Sometime before lunch, Reed said she armed the guns with "dummy rounds." She said that after loading the first five rounds into the gun later used by Baldwin, she had difficulty getting a sixth round in. She told investigators she "cleaned it out" and put another round in, totaling six in the chamber of the Colt .45-caliber pistol.

When she went to lunch, the gun later used by Baldwin was locked in a safe.

After lunch, Reed gave the gun to assistant director David Halls, who was "sitting in" on a rehearsal inside the set's church. Reed said she was rarely allowed inside the building during filming because of COVID-19 rules.

Zachry told investigators that when she checked the ammo after the shooting she noted that some of the rounds in their collection "rattled" — which meant they were dummy rounds — and others didn't, according to the warrant.

"Sarah said this led her to believe some of the other rounds in that box were live ammo," the warrant said.

Witnesses share theories on origins of the live ammo

According to the search warrant, Kenney shared with investigators the history of the ammo he provided to the Rust movie set.

He spoke with investigators a few days after the shooting, according to the Santa Fe Sheriff's Office, and said he thought he knew where the live ammo used on the Rust set may have come from.

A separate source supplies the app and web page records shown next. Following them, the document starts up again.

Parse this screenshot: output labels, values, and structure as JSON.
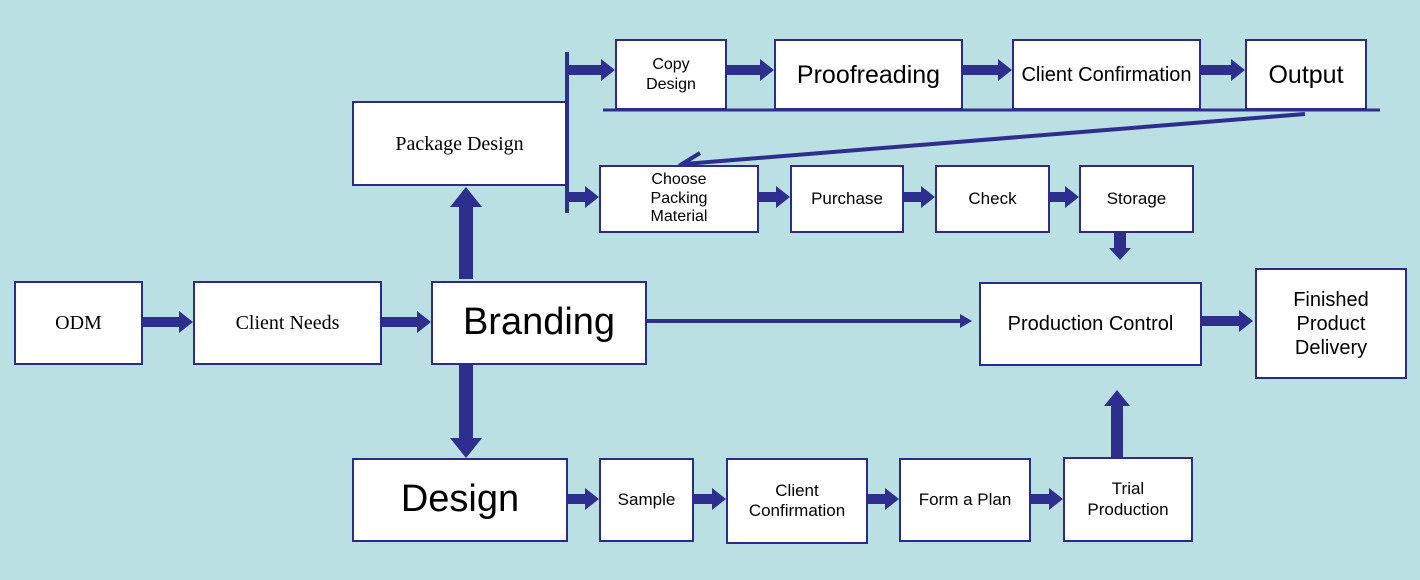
{
  "nodes": {
    "odm": "ODM",
    "client_needs": "Client Needs",
    "branding": "Branding",
    "package_design": "Package Design",
    "design": "Design",
    "copy_design": "Copy Design",
    "proofreading": "Proofreading",
    "client_confirmation_top": "Client Confirmation",
    "output": "Output",
    "choose_packing_material": "Choose Packing Material",
    "purchase": "Purchase",
    "check": "Check",
    "storage": "Storage",
    "production_control": "Production Control",
    "finished_product_delivery": "Finished Product Delivery",
    "sample": "Sample",
    "client_confirmation_bottom": "Client Confirmation",
    "form_a_plan": "Form a Plan",
    "trial_production": "Trial Production"
  },
  "colors": {
    "background": "#bae0e3",
    "arrow": "#2e2e8f",
    "box_border": "#2b2b8c"
  }
}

According to the warrant's details, "a couple of years back" he received "reloaded ammunition," which is made up of recycled bullet components, from a friend. He said he believes the bullet used on the Rust set must've been reloaded ammunition.

NPR couldn't reach Kenney for comment.

Investigators also spoke with the father of the Hannah Gutierrez Reed, Thell Reed, who also works as a set armorer. He called officers and told them he worked with Kenney earlier this year on another movie set.

Thell Reed said he conducted weapons training to actors on a firearms range and Kenney was there. Kenney told the elder Reed to bring additional live ammunition in case the group ran out of rounds during training.

After the day's training was finished, Kenney took all of the ammunition used that day — including some for a .45 caliber Colt. Thell Reed told investigators he tried to get the ammo he brought to the training back from Kenney, but it remained in his possession.

"Thell stated that this ammunition may match the ammunition found on the set of Rust."

Copyright 2021 NPR. To see more, visit https://www.npr.org.

Corrected: November 30, 2021 at 9:00 PM PST
A previous version of this story misspelled Seth Kenney's last name as Kenny in all but one instance.
Jaclyn Diaz is a reporter on Newshub.